By: Zoe Day | News Editor
September 27, 2017
Bright and early on the morning of Saturday, September 16th, a group of San Clemente’s most environmentally-conscious citizens rallied along the coast to pore over the beaches, removing the trash that simultaneously threatens marine life and jeopardizes the well-being of the ecosystem. Every year, International Coastal Cleanup Day inspires environmental groups and clubs all over the world to lead beach cleanups in their communities. In San Clemente, Team Zissou and Blue Oceans Club collaborated with SC Beach Conservation this year to organize the event and provided volunteers with supplies for the cleanup.
Volunteers spent hours walking along the beaches at T-Street, the pier, and Calafia, just to name a few, collecting pieces of trash half-buried in the sand. Items collected included everything from cigarette butts to plastic water bottles, and even a few weird finds, like a toothbrush!
Local beach cleanups are a great way to spread awareness for the importance of taking care of our environment and respecting our beaches. Pollution caused by runoff and littering poses a major threat to marine life and the quality of our beaches. Clubs like Team Zissou and Blue Oceans Club organize regular beach cleanups on a monthly basis to involve students in this environmental endeavor.
Erika Hunting, senior at SCHS and president of Blue Oceans Club, reflected that “the cleanup was definitely successful. One of the most important things is being able to raise awareness for microplastics on the beach.” Erika was happy to see how many people wanted to come and be apart of the event.
The International Coastal Cleanup Day beach cleanup attracted many volunteers ready to do their part in keeping our beaches clean and beautiful.

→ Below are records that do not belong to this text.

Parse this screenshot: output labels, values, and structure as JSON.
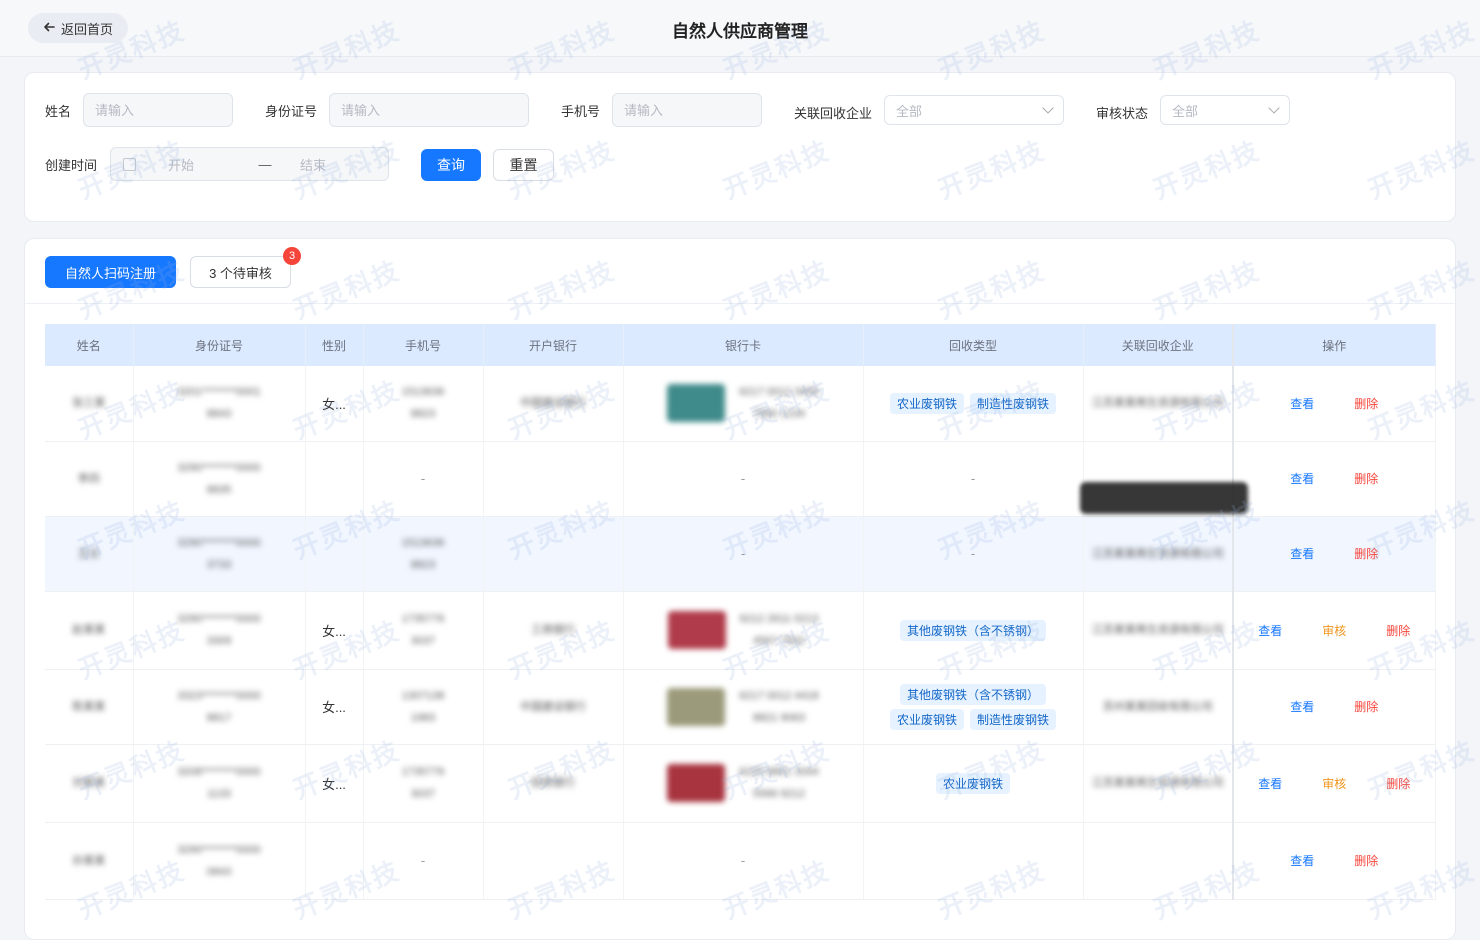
{
  "header": {
    "back_label": "返回首页",
    "title": "自然人供应商管理"
  },
  "filters": {
    "name_label": "姓名",
    "name_placeholder": "请输入",
    "idcard_label": "身份证号",
    "idcard_placeholder": "请输入",
    "phone_label": "手机号",
    "phone_placeholder": "请输入",
    "company_label": "关联回收企业",
    "company_value": "全部",
    "status_label": "审核状态",
    "status_value": "全部",
    "created_label": "创建时间",
    "date_start": "开始",
    "date_sep": "—",
    "date_end": "结束",
    "query_label": "查询",
    "reset_label": "重置"
  },
  "toolbar": {
    "register_label": "自然人扫码注册",
    "pending_label": "3 个待审核",
    "pending_count": "3"
  },
  "table": {
    "columns": [
      "姓名",
      "身份证号",
      "性别",
      "手机号",
      "开户银行",
      "银行卡",
      "回收类型",
      "关联回收企业",
      "操作"
    ],
    "rows": [
      {
        "name": "张三某",
        "id": "3201********0001\n8843",
        "gender": "女...",
        "phone": "1513636\n8823",
        "bank": "中国建设银行",
        "card_img": "#3f8a8a",
        "card": "6217 0012 3456\n7890 1234",
        "types": [
          "农业废钢铁",
          "制造性废钢铁"
        ],
        "company": "江苏某某再生资源有限公司",
        "actions": [
          "查看",
          "删除"
        ],
        "highlight": false
      },
      {
        "name": "李四",
        "id": "3290********0000\n8835",
        "gender": "",
        "phone": "-",
        "bank": "",
        "card_img": "",
        "card": "-",
        "types": [],
        "company": "",
        "actions": [
          "查看",
          "删除"
        ],
        "highlight": false
      },
      {
        "name": "王五",
        "id": "3290********0000\n3733",
        "gender": "",
        "phone": "1513636\n8823",
        "bank": "",
        "card_img": "",
        "card": "-",
        "types": [],
        "company": "江苏某某再生资源有限公司",
        "actions": [
          "查看",
          "删除"
        ],
        "highlight": true
      },
      {
        "name": "赵某某",
        "id": "3290********0000\n3309",
        "gender": "女...",
        "phone": "1735776\n3037",
        "bank": "工商银行",
        "card_img": "#b03b4a",
        "card": "6212 2611 0213\n4567 7832",
        "types": [
          "其他废钢铁（含不锈钢）"
        ],
        "company": "江苏某某再生资源有限公司",
        "actions": [
          "查看",
          "审核",
          "删除"
        ],
        "highlight": false
      },
      {
        "name": "陈某某",
        "id": "3323********0000\n8817",
        "gender": "女...",
        "phone": "1307138\n1983",
        "bank": "中国建设银行",
        "card_img": "#9b9a7a",
        "card": "6217 0012 4418\n8821 9063",
        "types": [
          "其他废钢铁（含不锈钢）",
          "农业废钢铁",
          "制造性废钢铁"
        ],
        "company": "苏州某某回收有限公司",
        "actions": [
          "查看",
          "删除"
        ],
        "highlight": false
      },
      {
        "name": "刘某某",
        "id": "3208********0000\n1133",
        "gender": "女...",
        "phone": "1735776\n3037",
        "bank": "招商银行",
        "card_img": "#a8343f",
        "card": "6225 8801 3344\n5566 9212",
        "types": [
          "农业废钢铁"
        ],
        "company": "江苏某某再生资源有限公司",
        "actions": [
          "查看",
          "审核",
          "删除"
        ],
        "highlight": false
      },
      {
        "name": "孙某某",
        "id": "3290********0000\n0843",
        "gender": "",
        "phone": "-",
        "bank": "",
        "card_img": "",
        "card": "-",
        "types": [],
        "company": "",
        "actions": [
          "查看",
          "删除"
        ],
        "highlight": false
      }
    ]
  },
  "watermark_text": "开灵科技",
  "colors": {
    "primary": "#1677ff",
    "danger": "#f5443a",
    "warning": "#f0961e",
    "tag_bg": "#e6f2ff",
    "header_bg": "#dceaff"
  }
}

Among these volunteers were Kiana and Alika Ting, members of Blue Oceans Club. Senior Kiana Ting explained that “as people who live so close to the beach and spend so much time there, we need to pick up after ourselves.” Kiana moved back to San Clemente from Taiwan right before her junior year, where she noted that “whenever [her] family would go to the beach, it was littered with trash. Seeing how they treated their beaches was heartbreaking.” Now, Kiana makes it a priority to preserve our beaches and treasure them for everything that they are.
Jackson Hinkle, Team Zissou president and senior at SCHS, agreed that it was “amazing to see San Clemente youth out there making a difference.”
The smallest pieces of trash, like microplastics and pieces of styrofoam, can pose the biggest threat to marine life. Most of us can agree that beach cleanups are an essential task for any town along the coast. We can all join the effort to protect our oceans and preserve the beauty of our beaches, whether by participating in the next beach cleanup or simply picking up a piece of trash while walking in the sand.